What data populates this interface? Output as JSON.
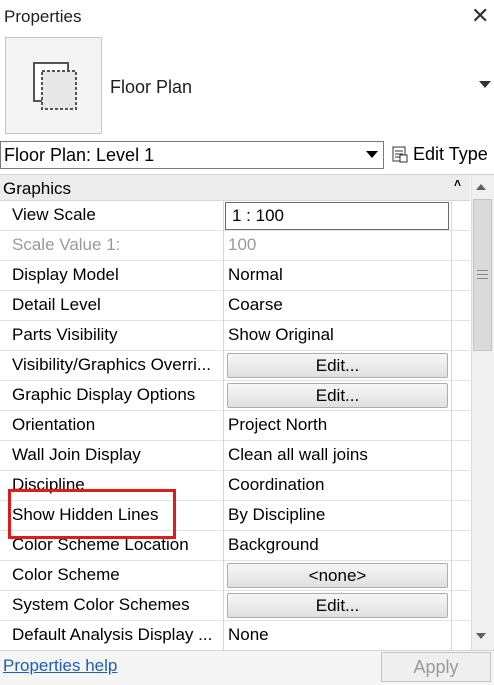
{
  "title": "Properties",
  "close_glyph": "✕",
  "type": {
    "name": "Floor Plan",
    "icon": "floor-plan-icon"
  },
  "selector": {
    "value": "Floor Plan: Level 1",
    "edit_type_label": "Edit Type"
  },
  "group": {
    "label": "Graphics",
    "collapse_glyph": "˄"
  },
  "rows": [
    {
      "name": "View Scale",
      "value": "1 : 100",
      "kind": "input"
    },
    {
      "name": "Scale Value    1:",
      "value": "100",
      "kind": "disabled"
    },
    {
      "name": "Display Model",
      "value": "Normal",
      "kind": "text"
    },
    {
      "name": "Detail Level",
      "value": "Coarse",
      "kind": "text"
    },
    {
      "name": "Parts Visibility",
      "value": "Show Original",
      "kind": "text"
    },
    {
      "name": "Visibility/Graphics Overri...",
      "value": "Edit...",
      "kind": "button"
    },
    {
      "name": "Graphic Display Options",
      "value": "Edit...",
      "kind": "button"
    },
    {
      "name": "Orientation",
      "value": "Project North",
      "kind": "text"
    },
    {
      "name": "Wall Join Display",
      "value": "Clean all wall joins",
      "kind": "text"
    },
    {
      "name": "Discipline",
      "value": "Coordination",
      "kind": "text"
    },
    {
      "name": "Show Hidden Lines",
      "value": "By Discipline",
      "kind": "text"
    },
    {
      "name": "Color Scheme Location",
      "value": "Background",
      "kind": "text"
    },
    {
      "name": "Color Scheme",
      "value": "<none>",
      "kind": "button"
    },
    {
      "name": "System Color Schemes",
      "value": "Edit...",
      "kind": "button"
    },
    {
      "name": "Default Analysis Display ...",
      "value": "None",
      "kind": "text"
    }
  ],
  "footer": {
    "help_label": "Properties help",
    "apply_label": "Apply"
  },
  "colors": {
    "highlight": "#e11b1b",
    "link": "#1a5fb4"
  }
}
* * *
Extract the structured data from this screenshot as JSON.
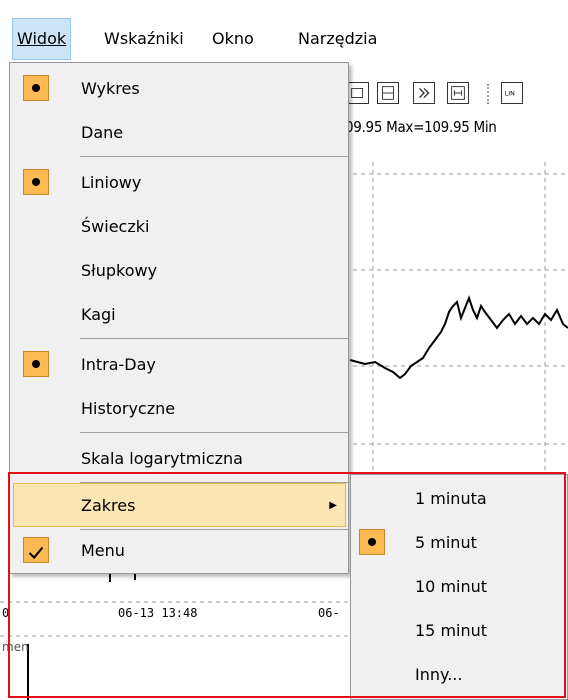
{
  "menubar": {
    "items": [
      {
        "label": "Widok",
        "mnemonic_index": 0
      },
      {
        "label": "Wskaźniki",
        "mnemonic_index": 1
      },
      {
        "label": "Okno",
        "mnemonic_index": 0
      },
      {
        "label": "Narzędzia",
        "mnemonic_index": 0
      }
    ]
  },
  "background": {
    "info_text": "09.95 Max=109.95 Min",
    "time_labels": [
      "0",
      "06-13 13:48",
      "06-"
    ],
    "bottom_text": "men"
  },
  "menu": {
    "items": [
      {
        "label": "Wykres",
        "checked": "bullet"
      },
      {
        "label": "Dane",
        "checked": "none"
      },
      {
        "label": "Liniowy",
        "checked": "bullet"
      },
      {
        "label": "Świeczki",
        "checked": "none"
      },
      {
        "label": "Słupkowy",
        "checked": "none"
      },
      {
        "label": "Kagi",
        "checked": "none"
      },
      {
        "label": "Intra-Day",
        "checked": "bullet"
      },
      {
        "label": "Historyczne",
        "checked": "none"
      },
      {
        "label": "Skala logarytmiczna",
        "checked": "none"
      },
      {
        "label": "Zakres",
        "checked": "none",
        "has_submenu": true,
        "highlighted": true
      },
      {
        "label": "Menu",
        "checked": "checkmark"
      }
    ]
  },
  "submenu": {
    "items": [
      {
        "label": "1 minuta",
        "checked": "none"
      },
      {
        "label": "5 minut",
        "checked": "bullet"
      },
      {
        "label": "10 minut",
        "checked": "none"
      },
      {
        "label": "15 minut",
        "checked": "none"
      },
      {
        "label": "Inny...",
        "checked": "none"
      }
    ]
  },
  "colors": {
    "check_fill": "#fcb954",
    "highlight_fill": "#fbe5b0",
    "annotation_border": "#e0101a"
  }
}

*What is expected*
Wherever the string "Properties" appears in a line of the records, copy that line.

*Your solution*
  "title": "Properties",
    "help_label": "Properties help",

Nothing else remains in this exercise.